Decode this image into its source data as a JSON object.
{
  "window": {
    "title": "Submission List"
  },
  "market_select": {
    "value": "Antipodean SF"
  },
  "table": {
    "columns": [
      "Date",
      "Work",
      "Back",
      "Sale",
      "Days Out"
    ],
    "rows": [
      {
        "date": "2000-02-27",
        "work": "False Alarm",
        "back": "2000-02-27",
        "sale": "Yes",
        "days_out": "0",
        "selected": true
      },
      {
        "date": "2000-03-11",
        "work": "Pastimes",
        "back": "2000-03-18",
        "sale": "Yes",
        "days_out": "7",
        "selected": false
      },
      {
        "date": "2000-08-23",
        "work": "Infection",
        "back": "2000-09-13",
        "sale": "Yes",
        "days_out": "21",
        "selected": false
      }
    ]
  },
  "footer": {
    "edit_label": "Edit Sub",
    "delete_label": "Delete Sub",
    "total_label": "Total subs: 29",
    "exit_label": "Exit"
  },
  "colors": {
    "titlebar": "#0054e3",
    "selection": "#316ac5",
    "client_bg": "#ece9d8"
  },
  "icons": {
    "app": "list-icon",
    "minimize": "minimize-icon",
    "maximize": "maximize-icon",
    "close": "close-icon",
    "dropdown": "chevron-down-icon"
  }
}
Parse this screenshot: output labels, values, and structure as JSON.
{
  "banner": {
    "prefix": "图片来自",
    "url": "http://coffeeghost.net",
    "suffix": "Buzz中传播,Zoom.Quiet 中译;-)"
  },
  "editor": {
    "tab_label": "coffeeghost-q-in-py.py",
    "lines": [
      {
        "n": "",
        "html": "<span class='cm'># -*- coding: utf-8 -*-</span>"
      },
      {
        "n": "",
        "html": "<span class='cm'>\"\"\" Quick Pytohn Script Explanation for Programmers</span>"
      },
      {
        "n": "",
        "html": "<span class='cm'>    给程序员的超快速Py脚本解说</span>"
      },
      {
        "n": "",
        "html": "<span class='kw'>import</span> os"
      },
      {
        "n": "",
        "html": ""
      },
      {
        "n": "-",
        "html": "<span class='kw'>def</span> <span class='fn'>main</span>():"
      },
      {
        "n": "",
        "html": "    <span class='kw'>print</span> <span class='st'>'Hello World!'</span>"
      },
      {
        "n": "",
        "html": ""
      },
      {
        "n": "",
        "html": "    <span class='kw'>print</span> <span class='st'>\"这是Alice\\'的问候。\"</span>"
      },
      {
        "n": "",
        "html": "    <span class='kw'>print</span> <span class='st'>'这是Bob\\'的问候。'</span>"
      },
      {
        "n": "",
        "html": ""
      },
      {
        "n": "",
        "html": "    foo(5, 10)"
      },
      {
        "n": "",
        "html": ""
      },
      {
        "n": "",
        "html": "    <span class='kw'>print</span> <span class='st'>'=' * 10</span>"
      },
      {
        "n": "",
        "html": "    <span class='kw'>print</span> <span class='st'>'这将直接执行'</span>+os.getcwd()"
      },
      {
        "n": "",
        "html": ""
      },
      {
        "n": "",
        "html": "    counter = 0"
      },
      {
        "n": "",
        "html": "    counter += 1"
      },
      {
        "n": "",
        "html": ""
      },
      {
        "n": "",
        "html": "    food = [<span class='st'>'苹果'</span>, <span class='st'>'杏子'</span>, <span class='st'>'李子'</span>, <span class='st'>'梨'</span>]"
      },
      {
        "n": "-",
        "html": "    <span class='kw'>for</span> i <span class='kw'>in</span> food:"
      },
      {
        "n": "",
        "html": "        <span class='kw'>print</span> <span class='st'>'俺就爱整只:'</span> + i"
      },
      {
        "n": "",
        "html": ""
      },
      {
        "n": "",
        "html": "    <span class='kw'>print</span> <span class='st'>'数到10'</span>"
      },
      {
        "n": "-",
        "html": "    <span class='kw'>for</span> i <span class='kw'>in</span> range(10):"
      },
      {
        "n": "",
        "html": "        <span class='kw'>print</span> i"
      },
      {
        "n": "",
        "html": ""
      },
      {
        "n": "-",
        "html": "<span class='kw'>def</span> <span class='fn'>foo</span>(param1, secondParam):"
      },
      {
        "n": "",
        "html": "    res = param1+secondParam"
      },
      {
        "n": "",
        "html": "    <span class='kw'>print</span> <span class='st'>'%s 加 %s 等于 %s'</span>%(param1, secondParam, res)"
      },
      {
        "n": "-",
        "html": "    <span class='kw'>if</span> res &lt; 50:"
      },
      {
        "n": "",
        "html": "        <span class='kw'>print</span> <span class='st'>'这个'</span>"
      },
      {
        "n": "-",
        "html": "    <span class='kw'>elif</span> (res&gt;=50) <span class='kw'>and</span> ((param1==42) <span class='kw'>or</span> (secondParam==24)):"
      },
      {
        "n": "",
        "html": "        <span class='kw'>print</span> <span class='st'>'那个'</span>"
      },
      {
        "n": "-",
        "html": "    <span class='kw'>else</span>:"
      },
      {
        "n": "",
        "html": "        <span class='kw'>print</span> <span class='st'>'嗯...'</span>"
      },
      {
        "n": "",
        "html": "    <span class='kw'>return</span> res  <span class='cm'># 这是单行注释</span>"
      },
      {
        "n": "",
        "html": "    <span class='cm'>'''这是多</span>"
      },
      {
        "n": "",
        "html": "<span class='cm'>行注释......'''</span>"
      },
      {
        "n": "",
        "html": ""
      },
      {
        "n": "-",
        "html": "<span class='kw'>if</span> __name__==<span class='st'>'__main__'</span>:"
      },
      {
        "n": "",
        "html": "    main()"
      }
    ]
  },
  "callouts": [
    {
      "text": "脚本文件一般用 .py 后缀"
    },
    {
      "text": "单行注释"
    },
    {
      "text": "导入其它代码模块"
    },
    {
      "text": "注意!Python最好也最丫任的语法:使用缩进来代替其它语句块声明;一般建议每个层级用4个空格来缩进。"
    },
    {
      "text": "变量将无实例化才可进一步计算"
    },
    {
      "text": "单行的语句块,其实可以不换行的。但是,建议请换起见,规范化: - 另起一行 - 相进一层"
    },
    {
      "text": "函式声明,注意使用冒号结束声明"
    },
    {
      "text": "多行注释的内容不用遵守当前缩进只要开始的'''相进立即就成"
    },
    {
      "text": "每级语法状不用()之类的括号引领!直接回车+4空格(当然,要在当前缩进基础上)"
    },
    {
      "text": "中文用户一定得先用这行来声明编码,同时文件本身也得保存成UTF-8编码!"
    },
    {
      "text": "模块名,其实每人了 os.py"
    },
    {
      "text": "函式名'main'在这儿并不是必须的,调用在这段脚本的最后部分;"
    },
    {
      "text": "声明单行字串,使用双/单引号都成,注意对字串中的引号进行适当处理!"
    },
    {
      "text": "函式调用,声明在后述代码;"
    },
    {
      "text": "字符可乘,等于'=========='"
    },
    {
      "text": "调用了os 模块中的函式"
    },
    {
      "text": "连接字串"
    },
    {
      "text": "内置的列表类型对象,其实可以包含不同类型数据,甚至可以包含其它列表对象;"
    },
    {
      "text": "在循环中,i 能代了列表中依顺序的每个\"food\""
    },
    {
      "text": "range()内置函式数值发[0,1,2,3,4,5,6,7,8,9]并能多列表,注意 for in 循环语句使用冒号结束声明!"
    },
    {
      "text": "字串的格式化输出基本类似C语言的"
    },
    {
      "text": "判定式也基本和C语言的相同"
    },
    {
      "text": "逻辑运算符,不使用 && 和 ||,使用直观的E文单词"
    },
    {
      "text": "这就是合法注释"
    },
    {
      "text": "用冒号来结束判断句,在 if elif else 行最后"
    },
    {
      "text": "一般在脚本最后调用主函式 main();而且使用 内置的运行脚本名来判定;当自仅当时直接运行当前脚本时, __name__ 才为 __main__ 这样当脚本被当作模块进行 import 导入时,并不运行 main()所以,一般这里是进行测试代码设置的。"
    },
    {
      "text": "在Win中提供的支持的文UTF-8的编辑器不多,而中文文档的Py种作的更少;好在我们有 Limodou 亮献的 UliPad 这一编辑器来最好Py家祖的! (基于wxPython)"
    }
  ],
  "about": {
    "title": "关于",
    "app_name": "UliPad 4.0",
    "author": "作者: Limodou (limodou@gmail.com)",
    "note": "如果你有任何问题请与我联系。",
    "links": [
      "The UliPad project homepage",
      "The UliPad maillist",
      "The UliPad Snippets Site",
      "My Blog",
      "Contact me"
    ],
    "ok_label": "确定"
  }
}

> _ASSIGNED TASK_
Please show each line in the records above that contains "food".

> _FINISHED TASK_
        "html": "    food = [<span class='st'>'苹果'</span>, <span class='st'>'杏子'</span>, <span class='st'>'李子'</span>, <span class='st'>'梨'</span>]"
        "html": "    <span class='kw'>for</span> i <span class='kw'>in</span> food:"
      "text": "在循环中,i 能代了列表中依顺序的每个\"food\""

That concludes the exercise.